## TASK DIRECTIONS:
All lines in the data below carrying the string "name" are to be located and copied.

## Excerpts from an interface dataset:

____

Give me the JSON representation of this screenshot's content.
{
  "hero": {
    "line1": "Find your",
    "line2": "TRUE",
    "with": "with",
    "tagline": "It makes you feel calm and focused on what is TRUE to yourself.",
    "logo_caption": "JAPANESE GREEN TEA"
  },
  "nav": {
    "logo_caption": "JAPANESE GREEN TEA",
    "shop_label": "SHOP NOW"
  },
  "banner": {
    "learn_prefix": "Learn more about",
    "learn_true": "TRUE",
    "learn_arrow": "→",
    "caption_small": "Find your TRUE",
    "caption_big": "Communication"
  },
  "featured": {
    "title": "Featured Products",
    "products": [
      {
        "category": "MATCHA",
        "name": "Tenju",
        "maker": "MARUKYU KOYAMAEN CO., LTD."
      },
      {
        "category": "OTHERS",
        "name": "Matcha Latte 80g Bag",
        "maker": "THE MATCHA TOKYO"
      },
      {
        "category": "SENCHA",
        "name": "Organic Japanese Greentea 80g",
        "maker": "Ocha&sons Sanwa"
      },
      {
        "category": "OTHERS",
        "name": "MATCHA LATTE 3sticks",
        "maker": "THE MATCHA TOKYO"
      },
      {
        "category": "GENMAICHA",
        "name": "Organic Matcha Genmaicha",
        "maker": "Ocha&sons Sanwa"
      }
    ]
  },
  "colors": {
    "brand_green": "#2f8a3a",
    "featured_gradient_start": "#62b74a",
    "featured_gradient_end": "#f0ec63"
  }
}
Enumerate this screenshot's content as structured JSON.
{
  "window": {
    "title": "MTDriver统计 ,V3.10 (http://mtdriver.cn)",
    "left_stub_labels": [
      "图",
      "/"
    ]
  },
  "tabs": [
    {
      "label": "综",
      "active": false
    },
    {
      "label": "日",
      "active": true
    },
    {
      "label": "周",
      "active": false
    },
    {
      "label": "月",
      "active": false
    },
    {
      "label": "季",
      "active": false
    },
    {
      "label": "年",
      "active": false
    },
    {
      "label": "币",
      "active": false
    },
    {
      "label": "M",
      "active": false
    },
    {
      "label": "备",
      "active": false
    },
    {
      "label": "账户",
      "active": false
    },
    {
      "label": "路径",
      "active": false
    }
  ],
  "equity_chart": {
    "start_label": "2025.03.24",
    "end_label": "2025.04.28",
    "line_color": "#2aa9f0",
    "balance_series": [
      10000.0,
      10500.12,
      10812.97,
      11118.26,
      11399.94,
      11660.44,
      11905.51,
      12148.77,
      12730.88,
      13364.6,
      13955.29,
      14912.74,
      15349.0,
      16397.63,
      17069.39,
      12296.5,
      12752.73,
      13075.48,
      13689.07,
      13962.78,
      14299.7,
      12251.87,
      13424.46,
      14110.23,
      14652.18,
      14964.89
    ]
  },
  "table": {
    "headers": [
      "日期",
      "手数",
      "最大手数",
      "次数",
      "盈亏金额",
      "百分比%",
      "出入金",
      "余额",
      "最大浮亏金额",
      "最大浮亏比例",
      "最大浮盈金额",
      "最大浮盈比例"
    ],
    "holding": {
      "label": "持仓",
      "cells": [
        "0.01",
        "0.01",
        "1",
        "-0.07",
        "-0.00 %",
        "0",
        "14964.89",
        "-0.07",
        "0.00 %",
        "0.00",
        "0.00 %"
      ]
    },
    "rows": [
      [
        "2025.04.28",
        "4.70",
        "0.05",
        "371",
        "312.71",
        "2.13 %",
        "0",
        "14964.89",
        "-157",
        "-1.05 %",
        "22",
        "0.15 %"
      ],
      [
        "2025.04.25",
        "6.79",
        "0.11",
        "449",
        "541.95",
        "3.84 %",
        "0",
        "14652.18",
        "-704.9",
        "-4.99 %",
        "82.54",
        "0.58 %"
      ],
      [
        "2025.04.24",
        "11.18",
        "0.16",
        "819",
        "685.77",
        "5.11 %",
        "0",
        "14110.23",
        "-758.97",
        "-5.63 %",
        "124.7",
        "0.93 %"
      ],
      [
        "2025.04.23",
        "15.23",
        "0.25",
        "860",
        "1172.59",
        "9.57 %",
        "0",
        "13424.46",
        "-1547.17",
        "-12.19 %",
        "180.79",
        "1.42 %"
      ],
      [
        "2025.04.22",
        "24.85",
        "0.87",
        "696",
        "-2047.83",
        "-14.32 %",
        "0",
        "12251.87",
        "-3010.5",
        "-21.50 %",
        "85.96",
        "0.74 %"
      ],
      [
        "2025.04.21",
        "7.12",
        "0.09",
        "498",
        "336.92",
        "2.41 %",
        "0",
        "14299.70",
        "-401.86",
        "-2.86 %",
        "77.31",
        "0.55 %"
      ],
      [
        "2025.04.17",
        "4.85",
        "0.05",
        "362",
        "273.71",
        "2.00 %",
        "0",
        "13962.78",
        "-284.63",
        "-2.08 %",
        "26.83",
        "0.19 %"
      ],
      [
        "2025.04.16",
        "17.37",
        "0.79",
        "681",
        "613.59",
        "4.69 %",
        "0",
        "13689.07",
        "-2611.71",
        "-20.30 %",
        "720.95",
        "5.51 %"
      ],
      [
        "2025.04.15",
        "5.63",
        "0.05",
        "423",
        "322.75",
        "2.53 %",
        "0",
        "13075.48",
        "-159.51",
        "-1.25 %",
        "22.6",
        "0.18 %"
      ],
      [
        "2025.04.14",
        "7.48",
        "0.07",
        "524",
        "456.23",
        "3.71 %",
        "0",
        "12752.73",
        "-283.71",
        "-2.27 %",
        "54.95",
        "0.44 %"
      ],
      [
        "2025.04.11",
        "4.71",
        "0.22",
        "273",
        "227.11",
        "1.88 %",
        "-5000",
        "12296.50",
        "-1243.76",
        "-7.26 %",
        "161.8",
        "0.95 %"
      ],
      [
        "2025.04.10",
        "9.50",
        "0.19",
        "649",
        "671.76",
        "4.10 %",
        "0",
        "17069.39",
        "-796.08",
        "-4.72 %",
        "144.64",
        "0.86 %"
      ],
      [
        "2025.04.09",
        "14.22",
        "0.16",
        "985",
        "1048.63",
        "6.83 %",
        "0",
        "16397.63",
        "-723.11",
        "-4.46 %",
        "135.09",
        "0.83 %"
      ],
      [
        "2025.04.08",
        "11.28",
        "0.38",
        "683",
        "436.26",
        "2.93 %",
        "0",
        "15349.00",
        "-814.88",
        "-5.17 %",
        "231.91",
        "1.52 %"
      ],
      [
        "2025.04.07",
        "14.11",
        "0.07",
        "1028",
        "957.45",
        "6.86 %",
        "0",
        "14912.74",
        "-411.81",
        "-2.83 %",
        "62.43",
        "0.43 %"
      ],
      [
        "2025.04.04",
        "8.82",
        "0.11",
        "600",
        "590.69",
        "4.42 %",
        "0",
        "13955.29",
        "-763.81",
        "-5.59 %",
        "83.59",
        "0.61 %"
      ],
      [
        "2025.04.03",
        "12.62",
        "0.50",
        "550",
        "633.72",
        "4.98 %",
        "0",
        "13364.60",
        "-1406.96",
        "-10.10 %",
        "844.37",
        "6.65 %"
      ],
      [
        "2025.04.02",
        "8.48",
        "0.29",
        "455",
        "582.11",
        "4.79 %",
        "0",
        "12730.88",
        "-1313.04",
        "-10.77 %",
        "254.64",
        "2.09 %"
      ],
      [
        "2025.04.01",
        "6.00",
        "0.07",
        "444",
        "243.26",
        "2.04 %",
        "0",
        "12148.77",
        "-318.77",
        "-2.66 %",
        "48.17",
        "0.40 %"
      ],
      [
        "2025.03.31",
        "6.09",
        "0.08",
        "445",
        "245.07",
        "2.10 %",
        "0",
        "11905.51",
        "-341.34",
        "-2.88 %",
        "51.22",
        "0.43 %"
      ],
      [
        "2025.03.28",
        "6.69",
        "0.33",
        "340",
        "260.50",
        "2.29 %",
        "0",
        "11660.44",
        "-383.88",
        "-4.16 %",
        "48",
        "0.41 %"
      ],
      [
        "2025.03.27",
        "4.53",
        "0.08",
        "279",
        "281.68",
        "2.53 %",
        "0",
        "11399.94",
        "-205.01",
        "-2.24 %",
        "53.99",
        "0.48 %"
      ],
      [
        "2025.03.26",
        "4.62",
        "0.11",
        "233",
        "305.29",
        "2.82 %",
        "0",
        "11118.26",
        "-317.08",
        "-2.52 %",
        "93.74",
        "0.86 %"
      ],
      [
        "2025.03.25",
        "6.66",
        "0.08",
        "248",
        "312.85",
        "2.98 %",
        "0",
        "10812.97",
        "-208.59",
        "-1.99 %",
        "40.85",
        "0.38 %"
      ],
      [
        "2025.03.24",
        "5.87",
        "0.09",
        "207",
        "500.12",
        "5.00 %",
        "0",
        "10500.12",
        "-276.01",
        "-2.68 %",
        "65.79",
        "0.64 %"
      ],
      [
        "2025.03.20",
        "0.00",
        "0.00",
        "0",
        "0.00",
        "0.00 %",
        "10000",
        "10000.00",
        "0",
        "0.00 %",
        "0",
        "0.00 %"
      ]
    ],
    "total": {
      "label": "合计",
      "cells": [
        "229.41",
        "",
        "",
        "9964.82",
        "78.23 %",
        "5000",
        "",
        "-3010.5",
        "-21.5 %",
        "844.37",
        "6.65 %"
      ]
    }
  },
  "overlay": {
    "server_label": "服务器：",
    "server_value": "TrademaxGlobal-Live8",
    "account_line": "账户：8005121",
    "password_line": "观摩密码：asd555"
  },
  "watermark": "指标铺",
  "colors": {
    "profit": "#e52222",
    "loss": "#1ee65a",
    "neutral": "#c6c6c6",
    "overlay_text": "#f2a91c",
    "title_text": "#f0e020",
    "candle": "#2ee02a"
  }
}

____

## SOLUTION TO THE PROBLEM:
        "name": "Tenju",
        "name": "Matcha Latte 80g Bag",
        "name": "Organic Japanese Greentea 80g",
        "name": "MATCHA LATTE 3sticks",
        "name": "Organic Matcha Genmaicha",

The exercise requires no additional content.